## Brief:
Set down all the entries again, word for word.

## Data listing:
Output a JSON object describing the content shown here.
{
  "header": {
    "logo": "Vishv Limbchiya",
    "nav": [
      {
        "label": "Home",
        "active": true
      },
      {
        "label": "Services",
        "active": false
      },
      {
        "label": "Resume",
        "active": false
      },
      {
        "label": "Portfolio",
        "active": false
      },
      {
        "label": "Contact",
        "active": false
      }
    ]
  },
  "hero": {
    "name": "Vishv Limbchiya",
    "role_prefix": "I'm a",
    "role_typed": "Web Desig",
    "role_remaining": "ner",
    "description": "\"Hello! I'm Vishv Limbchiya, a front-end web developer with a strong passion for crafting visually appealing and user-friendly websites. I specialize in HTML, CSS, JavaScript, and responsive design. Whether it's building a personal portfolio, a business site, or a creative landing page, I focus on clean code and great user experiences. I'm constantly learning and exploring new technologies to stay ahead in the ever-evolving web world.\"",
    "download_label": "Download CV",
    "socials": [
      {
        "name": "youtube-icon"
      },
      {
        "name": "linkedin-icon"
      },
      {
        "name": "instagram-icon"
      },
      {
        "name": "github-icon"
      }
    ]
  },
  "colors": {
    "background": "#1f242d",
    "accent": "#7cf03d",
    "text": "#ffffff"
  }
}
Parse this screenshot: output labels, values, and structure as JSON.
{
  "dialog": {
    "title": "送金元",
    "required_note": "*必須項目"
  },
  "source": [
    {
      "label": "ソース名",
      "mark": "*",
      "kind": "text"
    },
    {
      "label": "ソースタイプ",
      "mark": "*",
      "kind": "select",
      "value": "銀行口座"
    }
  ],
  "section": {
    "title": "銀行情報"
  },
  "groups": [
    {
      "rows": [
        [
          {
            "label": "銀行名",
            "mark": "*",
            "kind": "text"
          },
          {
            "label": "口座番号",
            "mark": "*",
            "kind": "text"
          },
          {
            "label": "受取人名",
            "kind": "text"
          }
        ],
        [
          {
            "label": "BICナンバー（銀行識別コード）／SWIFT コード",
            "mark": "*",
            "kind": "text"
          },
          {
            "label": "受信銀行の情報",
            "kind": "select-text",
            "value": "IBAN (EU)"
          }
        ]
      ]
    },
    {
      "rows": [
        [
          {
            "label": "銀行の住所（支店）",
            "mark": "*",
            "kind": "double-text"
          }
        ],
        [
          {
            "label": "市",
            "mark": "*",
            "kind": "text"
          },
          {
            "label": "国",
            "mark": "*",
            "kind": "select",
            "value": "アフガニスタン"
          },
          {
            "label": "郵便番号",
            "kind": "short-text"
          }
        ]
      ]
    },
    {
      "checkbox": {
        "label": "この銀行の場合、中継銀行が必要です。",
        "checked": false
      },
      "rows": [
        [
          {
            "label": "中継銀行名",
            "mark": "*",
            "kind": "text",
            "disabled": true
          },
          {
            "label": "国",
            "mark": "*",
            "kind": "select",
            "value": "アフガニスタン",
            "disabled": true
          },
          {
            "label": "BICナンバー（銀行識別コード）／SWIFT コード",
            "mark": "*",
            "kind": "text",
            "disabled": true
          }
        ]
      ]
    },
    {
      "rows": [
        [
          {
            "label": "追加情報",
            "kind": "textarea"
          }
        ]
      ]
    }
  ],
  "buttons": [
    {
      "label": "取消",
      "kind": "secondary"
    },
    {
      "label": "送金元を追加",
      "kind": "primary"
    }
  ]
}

## Response to the exercise:
Output a JSON object describing the content shown here.
{
  "header": {
    "logo": "Vishv Limbchiya",
    "nav": [
      {
        "label": "Home",
        "active": true
      },
      {
        "label": "Services",
        "active": false
      },
      {
        "label": "Resume",
        "active": false
      },
      {
        "label": "Portfolio",
        "active": false
      },
      {
        "label": "Contact",
        "active": false
      }
    ]
  },
  "hero": {
    "name": "Vishv Limbchiya",
    "role_prefix": "I'm a",
    "role_typed": "Web Desig",
    "role_remaining": "ner",
    "description": "\"Hello! I'm Vishv Limbchiya, a front-end web developer with a strong passion for crafting visually appealing and user-friendly websites. I specialize in HTML, CSS, JavaScript, and responsive design. Whether it's building a personal portfolio, a business site, or a creative landing page, I focus on clean code and great user experiences. I'm constantly learning and exploring new technologies to stay ahead in the ever-evolving web world.\"",
    "download_label": "Download CV",
    "socials": [
      {
        "name": "youtube-icon"
      },
      {
        "name": "linkedin-icon"
      },
      {
        "name": "instagram-icon"
      },
      {
        "name": "github-icon"
      }
    ]
  },
  "colors": {
    "background": "#1f242d",
    "accent": "#7cf03d",
    "text": "#ffffff"
  }
}
Parse this screenshot: output labels, values, and structure as JSON.
{
  "dialog": {
    "title": "送金元",
    "required_note": "*必須項目"
  },
  "source": [
    {
      "label": "ソース名",
      "mark": "*",
      "kind": "text"
    },
    {
      "label": "ソースタイプ",
      "mark": "*",
      "kind": "select",
      "value": "銀行口座"
    }
  ],
  "section": {
    "title": "銀行情報"
  },
  "groups": [
    {
      "rows": [
        [
          {
            "label": "銀行名",
            "mark": "*",
            "kind": "text"
          },
          {
            "label": "口座番号",
            "mark": "*",
            "kind": "text"
          },
          {
            "label": "受取人名",
            "kind": "text"
          }
        ],
        [
          {
            "label": "BICナンバー（銀行識別コード）／SWIFT コード",
            "mark": "*",
            "kind": "text"
          },
          {
            "label": "受信銀行の情報",
            "kind": "select-text",
            "value": "IBAN (EU)"
          }
        ]
      ]
    },
    {
      "rows": [
        [
          {
            "label": "銀行の住所（支店）",
            "mark": "*",
            "kind": "double-text"
          }
        ],
        [
          {
            "label": "市",
            "mark": "*",
            "kind": "text"
          },
          {
            "label": "国",
            "mark": "*",
            "kind": "select",
            "value": "アフガニスタン"
          },
          {
            "label": "郵便番号",
            "kind": "short-text"
          }
        ]
      ]
    },
    {
      "checkbox": {
        "label": "この銀行の場合、中継銀行が必要です。",
        "checked": false
      },
      "rows": [
        [
          {
            "label": "中継銀行名",
            "mark": "*",
            "kind": "text",
            "disabled": true
          },
          {
            "label": "国",
            "mark": "*",
            "kind": "select",
            "value": "アフガニスタン",
            "disabled": true
          },
          {
            "label": "BICナンバー（銀行識別コード）／SWIFT コード",
            "mark": "*",
            "kind": "text",
            "disabled": true
          }
        ]
      ]
    },
    {
      "rows": [
        [
          {
            "label": "追加情報",
            "kind": "textarea"
          }
        ]
      ]
    }
  ],
  "buttons": [
    {
      "label": "取消",
      "kind": "secondary"
    },
    {
      "label": "送金元を追加",
      "kind": "primary"
    }
  ]
}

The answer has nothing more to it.